> _Required work_:
Check each line of the records below and collect those that include the word "costume".

> _Source data_:
-- Opening Marker --

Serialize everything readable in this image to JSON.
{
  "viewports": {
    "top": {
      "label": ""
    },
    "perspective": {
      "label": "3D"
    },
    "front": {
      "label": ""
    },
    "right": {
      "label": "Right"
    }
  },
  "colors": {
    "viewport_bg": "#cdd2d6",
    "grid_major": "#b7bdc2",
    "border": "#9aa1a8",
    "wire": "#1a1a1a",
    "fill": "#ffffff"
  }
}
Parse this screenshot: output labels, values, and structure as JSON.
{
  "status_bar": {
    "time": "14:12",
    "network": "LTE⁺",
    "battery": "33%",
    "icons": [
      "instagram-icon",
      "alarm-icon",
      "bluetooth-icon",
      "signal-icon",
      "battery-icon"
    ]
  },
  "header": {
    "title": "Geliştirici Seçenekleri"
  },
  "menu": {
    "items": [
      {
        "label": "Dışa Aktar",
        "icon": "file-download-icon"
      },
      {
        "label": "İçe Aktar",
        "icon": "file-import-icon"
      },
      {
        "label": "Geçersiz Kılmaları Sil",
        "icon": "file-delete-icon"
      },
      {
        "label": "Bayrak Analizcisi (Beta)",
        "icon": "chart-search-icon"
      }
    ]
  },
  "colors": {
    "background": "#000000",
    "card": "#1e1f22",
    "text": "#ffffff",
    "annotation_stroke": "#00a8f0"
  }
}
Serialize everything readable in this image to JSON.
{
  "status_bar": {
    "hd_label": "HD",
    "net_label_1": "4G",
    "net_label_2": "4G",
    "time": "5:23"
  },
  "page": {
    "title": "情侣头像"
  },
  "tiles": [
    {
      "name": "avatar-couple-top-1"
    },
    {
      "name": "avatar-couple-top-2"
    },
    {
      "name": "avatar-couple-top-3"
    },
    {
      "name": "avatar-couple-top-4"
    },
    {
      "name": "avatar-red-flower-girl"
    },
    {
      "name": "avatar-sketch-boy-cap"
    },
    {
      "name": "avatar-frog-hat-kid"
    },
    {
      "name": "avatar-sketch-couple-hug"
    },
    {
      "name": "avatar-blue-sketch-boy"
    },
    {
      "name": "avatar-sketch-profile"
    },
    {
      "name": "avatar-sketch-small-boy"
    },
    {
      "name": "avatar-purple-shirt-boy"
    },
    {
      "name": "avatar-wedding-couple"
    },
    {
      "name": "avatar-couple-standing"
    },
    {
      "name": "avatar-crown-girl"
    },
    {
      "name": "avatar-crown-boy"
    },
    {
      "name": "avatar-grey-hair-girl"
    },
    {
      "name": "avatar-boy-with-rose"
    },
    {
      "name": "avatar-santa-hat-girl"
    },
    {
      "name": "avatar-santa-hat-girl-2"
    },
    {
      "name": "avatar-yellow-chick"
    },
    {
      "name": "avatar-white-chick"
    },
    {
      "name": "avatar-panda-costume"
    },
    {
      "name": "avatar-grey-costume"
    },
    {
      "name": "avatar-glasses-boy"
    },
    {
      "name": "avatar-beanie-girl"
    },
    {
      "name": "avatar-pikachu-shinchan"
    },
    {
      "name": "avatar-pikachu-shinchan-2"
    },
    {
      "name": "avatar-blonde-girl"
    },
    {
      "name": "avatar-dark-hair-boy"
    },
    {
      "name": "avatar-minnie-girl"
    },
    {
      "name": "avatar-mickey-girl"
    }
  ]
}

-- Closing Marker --

> _Completed exercise_:
      "name": "avatar-panda-costume"
      "name": "avatar-grey-costume"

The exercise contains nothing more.